Three more Palliser schools join Leader in Me program
The childhood game of Follow the Leader just got a little more confusing at Champion School.
The school is among a growing number across the world to embrace the Leader in Me program, which creates a culture of student empowerment based on the idea that every child can be a leader.
Champion is among three Palliser Regional Schools to begin the journey towards leadership development this year. The Leader in Me is based on the “The Seven Habits of Highly Effective People” – among them, “Think Win-Win.”
Champion Principal Jody Beagle says it’s more like “win-win-win” when students grasp the leadership and life skills messages which fit so well with the school’s safe and caring goals.
“I think we will see more student-led things happening in the school, so teachers will also benefit from it greatly,” she says. “And parents will benefit from it because they won’t be begging their kids all the time to do things.”
Beagle doesn’t need to look far for any testimonials about the Leader In Me, which has spread to more than 2,000 schools in some 35 countries since it was launched in 2009. She witnessed its benefits first-hand in her previous assignments at Vulcan Prairieview Elementary and Arrowwood School. Coalhurst Elementary also launched the program earlier.
This year saw Jennie Emery Elementary School in Coaldale and Sunnyside School near Lethbridge join Champion in the program. Jennie Emery Elementary School and Sunnyside School also introduced the Leader in Me this school year.
When students are able to interact appropriately, make decisions that are good for them and step up and accept greater responsibilities Beagle says school staff can spend less time setting up rules and dealing with negative behaviour and more time teaching.
Champion teacher received their training at the end of last school year and over the summer and the next step will be to bring support staff up to speed on the “Seven Habits” – which include “Begin with the End in Mind” and “Sharpen the Saw.”
The students were eager to grasp the concepts too.
Beagle stood on the stage and had the students stand up and go through the Leader in Me vocabulary and the corresponding hand actions.
“It was so cool because there was not one child in our whole school who was too cool to do it,” she says. “I think that shows the program is really going to be effective here.”

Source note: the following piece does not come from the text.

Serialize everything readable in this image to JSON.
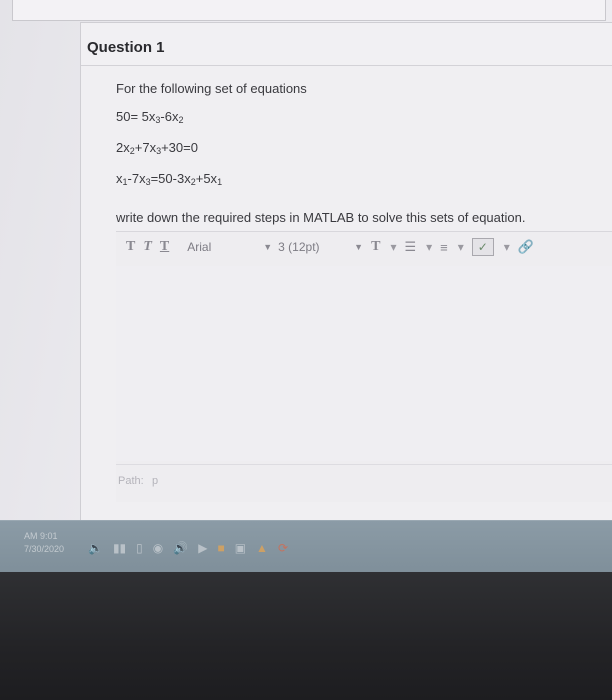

The Champion students were earlier divided into teams, which will tackle activities to help them understand each habit in greater depth. Beagle says children learn better from one another and it won’t be long before students will call each other out if they witness inappropriate behaviour.
“It’s an interesting transition as the kids start to take the lead, the teachers have to learn to let go. We are trained to lead and that’s an interesting and challenging change and shift,” says Beagle.

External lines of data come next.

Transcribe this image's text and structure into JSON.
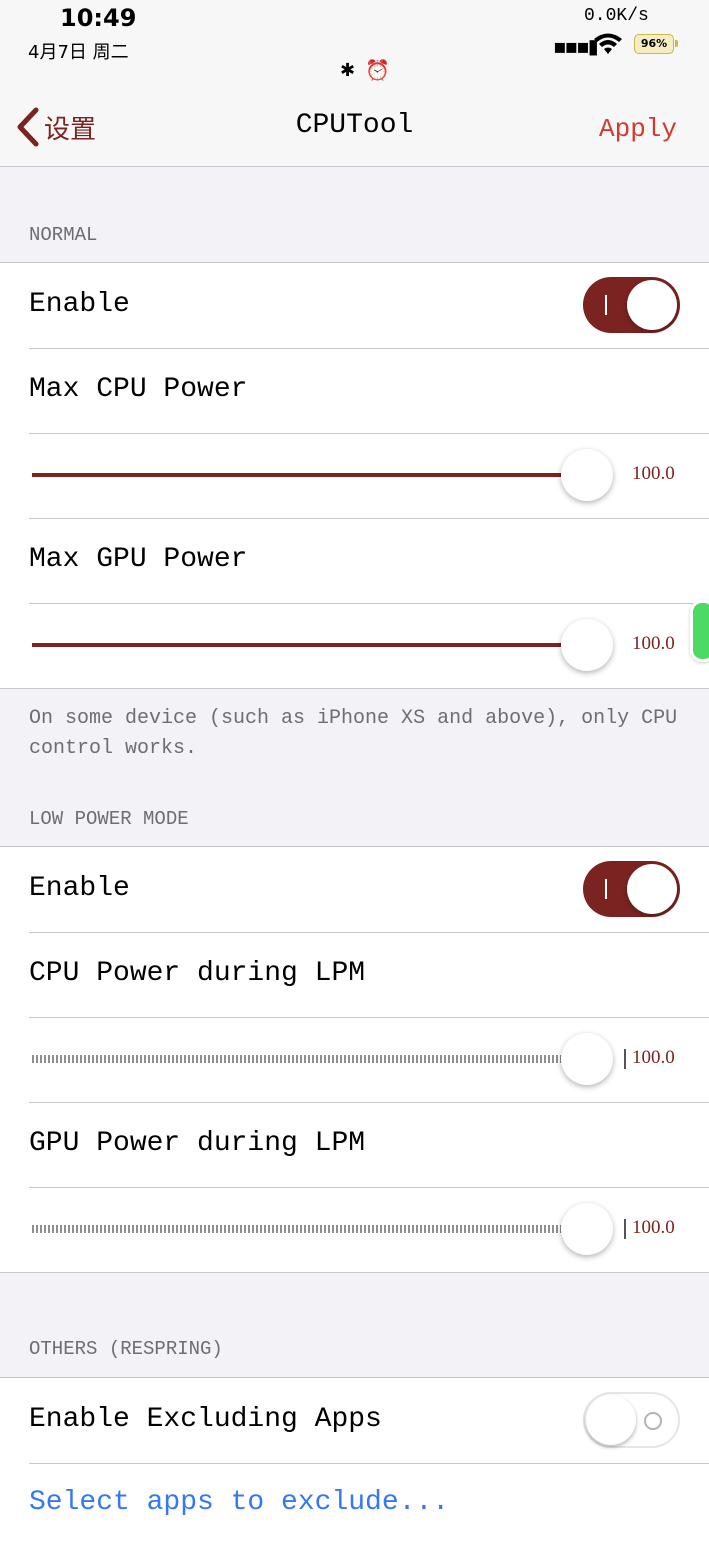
{
  "status_bar": {
    "time": "10:49",
    "date": "4月7日 周二",
    "net_speed": "0.0K/s",
    "battery": "96%"
  },
  "nav": {
    "back_label": "设置",
    "title": "CPUTool",
    "apply_label": "Apply"
  },
  "normal": {
    "header": "NORMAL",
    "enable_label": "Enable",
    "enable_on": true,
    "max_cpu_label": "Max CPU Power",
    "max_cpu_value": "100.0",
    "max_gpu_label": "Max GPU Power",
    "max_gpu_value": "100.0",
    "footer": "On some device (such as iPhone XS and above), only CPU control works."
  },
  "low_power": {
    "header": "LOW POWER MODE",
    "enable_label": "Enable",
    "enable_on": true,
    "cpu_label": "CPU Power during LPM",
    "cpu_value": "100.0",
    "gpu_label": "GPU Power during LPM",
    "gpu_value": "100.0"
  },
  "others": {
    "header": "OTHERS (RESPRING)",
    "exclude_label": "Enable Excluding Apps",
    "exclude_on": false,
    "select_link": "Select apps to exclude..."
  },
  "colors": {
    "accent": "#7a2320",
    "apply": "#d13a2e",
    "link": "#3478f6"
  }
}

Parents can certainly do their part to help, starting with using the same language as school staff. Champion School is in the process of purchasing a Leader in Me parent handbook, which outlines each habit and provides examples of what they can do at home to reinforce it.

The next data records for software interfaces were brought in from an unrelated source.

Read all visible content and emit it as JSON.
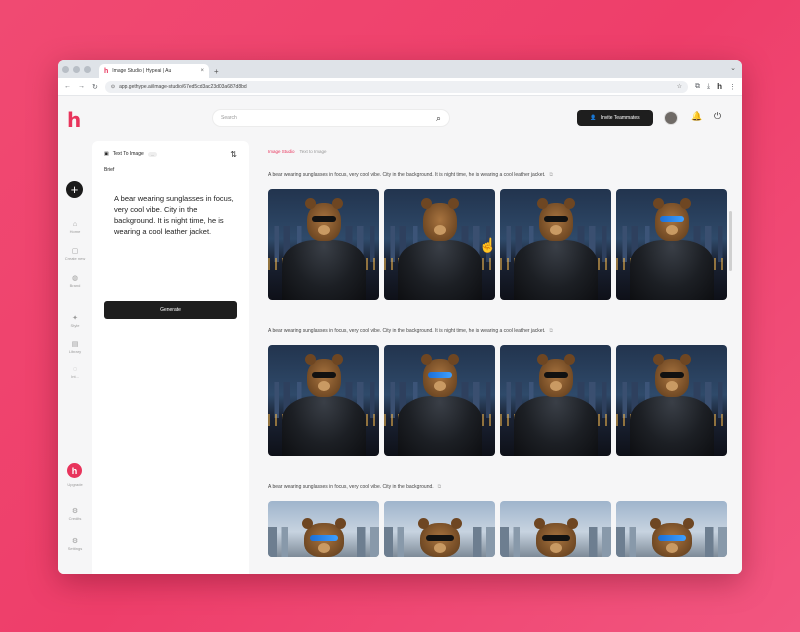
{
  "browser": {
    "tab_title": "Image Studio | Hypeai | Au",
    "tab_close": "×",
    "new_tab": "+",
    "url": "app.gethype.ai/image-studio/67ed5cd3ac23d03a687d8bd"
  },
  "app": {
    "logo": "h",
    "search_placeholder": "Search",
    "invite_label": "Invite Teammates"
  },
  "rail": {
    "items": [
      {
        "icon": "⌂",
        "label": "Home"
      },
      {
        "icon": "▢",
        "label": "Create new"
      },
      {
        "icon": "◍",
        "label": "Brand"
      },
      {
        "icon": "✦",
        "label": "Style"
      },
      {
        "icon": "▤",
        "label": "Library"
      },
      {
        "icon": "◌",
        "label": "Int..."
      }
    ],
    "bottom": [
      {
        "label": "Upgrade"
      },
      {
        "icon": "⚙",
        "label": "Credits"
      },
      {
        "icon": "⚙",
        "label": "Settings"
      }
    ],
    "h_badge": "h"
  },
  "panel": {
    "title": "Text To Image",
    "badge": "...",
    "brief_label": "Brief",
    "brief_text": "A bear wearing sunglasses in focus, very cool vibe.  City in the background.  It is night time, he is wearing a cool leather jacket.",
    "generate_label": "Generate"
  },
  "feed": {
    "breadcrumb": [
      "Image Studio",
      "Text to Image"
    ],
    "groups": [
      {
        "prompt": "A bear wearing sunglasses in focus, very cool vibe. City in the background. It is night time, he is wearing a cool leather jacket."
      },
      {
        "prompt": "A bear wearing sunglasses in focus, very cool vibe. City in the background. It is night time, he is wearing a cool leather jacket."
      },
      {
        "prompt": "A bear wearing sunglasses in focus, very cool vibe. City in the background."
      }
    ]
  },
  "colors": {
    "brand": "#e8345c",
    "background": "#ee3e6a",
    "dark_button": "#1e1e1e"
  }
}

Beagle is confident the Leader in Me program will have tangible results.
“I think it’s going to come home loud and clear through our accountability pillars. We’ll see it through their playground behaviour and what we see in the hallways,” she says. “I think we are going to see it and feel it as a school culture.”